Instead of having one person responsible for all plan-level decisions, a committee of 3-7 members can share the plan oversight responsibilities. This fosters better discussion and decision-making. It also creates greater alignment around the decisions and direction of the plan – and it helps keep all committee members accountable for their responsibilities. Some small companies may not see the need for a retirement plan committee, but I encourage all plan sponsors to have a conversation with their advisor to determine if a committee makes sense.

As a result of not having a formal retirement committee, and in some cases where there is a committee already established, the company sponsoring the retirement plan doesn’t have a process for plan oversight. This can lead to poor plan performance, lack of employee engagement, excessive fees, compliance failures, and more. A company should establish a committee and investment policy statement, set regular meeting times, and create processes that follow industry best practices to oversee the plan.

You may be thinking this is a lot of additional time to spend on your company retirement plan. And yes, this may create some extra work, but companies that are diligent and thorough in their oversight structure often save time in the long run. This is because fees, investments, compliance processes, payroll, and plan and participant success metrics are reviewed consistently, and communication with the service providers is open and ongoing. This leads to lower fees, fewer compliance issues, greater alignment with service providers, increased confidence in your retirement benefit, and most importantly, better outcomes for your employees.

A well-constructed and managed retirement plan has the potential to provide many benefits to both the company and its employees. There's value in committing the time and resources to offer a high-performing retirement plan. Contact us to learn how we can help you create positive outcomes.

Tax Prep_square
Plan Sponsors: Don’t Miss Upcoming Deadlines
Retirement Plan Sponsors02/15/2023

As you know, the “Plan Sponsor is responsible for ensuring that its plan operates in compliance with the rules related to qualified plans.” 1  That, in turn, means, you are held accounting to the...

Is A Solo 401(k) Plan Right for Your Small Business?
Retirement Plan Sponsors12/27/2022

If you work for yourself, you may want to consider establishing a solo 401(k) plan for 2023. A solo 401(k) plan is a unique savings option for small business owners without employees, or if the only...

Is a PEP Right for You?
Retirement Plan Sponsors11/01/2022

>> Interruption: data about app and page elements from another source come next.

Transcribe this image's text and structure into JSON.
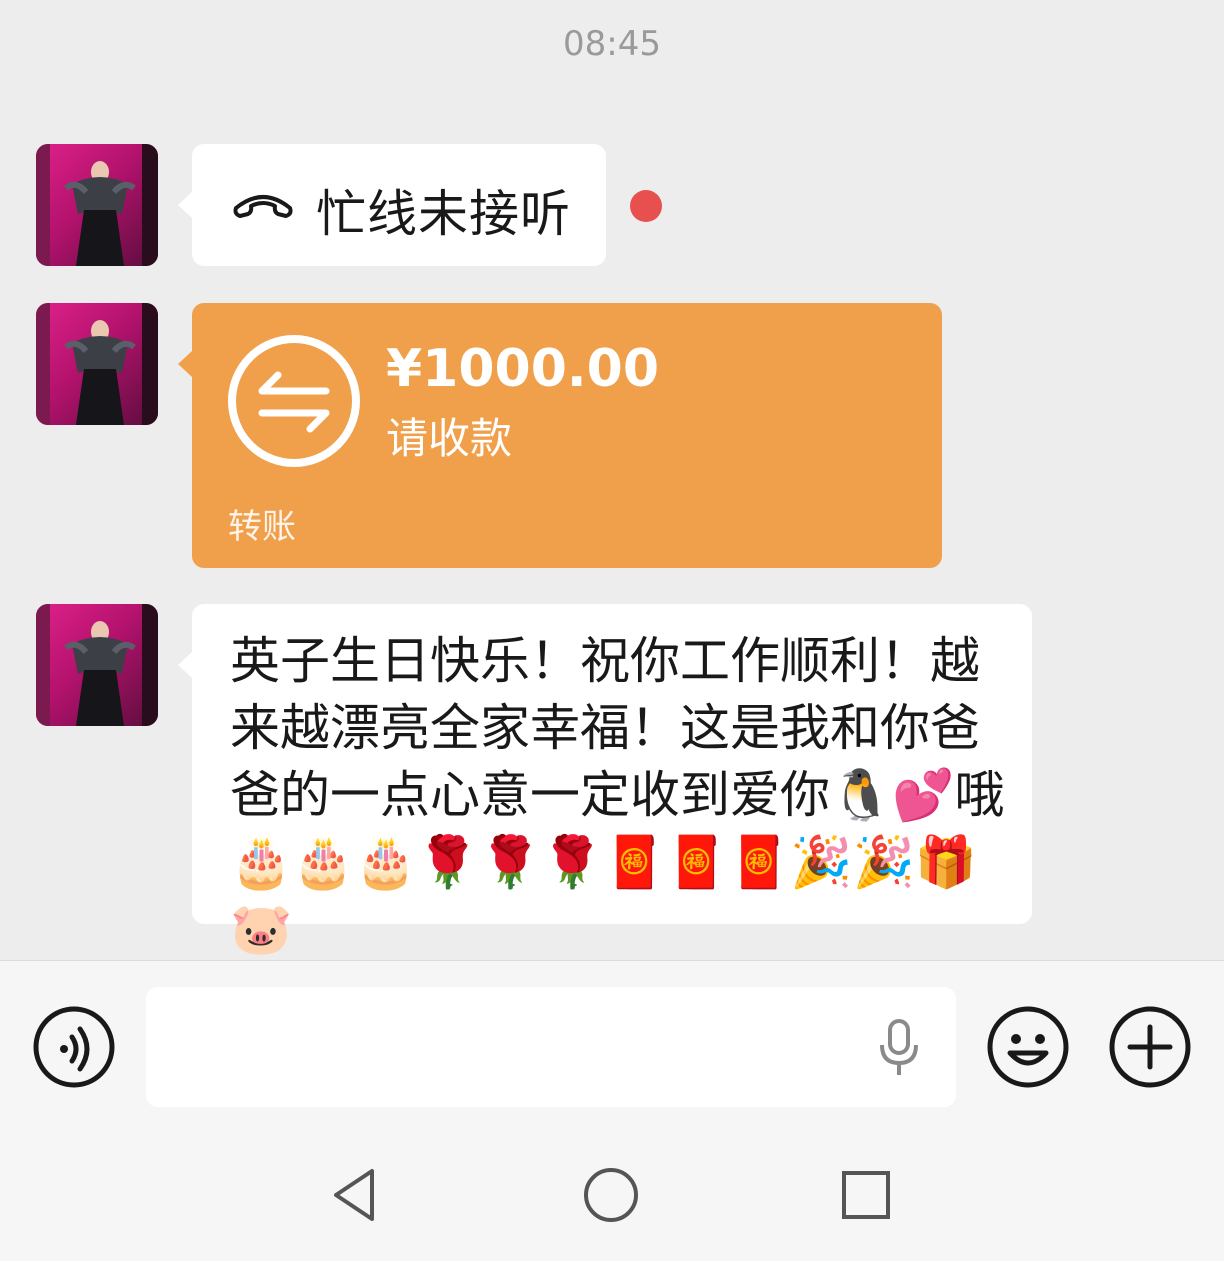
{
  "status_time": "08:45",
  "messages": [
    {
      "type": "call",
      "icon": "hangup-phone-icon",
      "text": "忙线未接听",
      "unread": true
    },
    {
      "type": "transfer",
      "icon": "transfer-arrows-icon",
      "amount": "¥1000.00",
      "status": "请收款",
      "label": "转账"
    },
    {
      "type": "text",
      "text": "英子生日快乐！祝你工作顺利！越来越漂亮全家幸福！这是我和你爸爸的一点心意一定收到爱你🐧💕哦🎂🎂🎂🌹🌹🌹🧧🧧🧧🎉🎉🎁🐷"
    }
  ],
  "input_bar": {
    "voice_button_icon": "voice-input-icon",
    "text_value": "",
    "mic_icon": "microphone-icon",
    "emoji_button_icon": "emoji-icon",
    "more_button_icon": "plus-icon"
  },
  "nav_bar": {
    "back_icon": "back-triangle-icon",
    "home_icon": "home-circle-icon",
    "recents_icon": "recents-square-icon"
  },
  "colors": {
    "background": "#ededed",
    "transfer_bubble": "#f0a04b",
    "unread_dot": "#e84f4f"
  }
}
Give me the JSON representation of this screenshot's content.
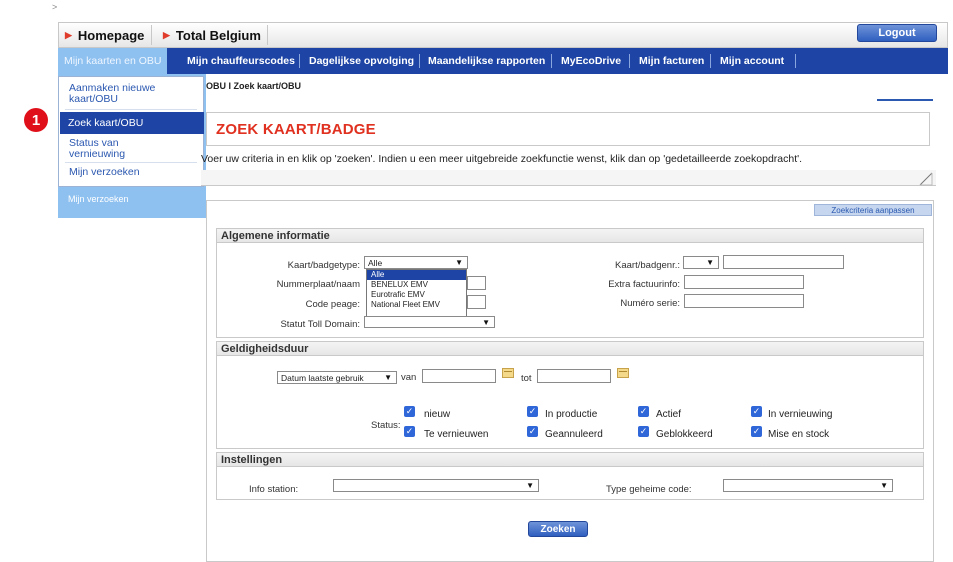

Providing employees with a quality retirement savings plan may seem out of reach for smaller or start-up companies. But a key provision of the SECURE Act introduced a new option, called a PEP,...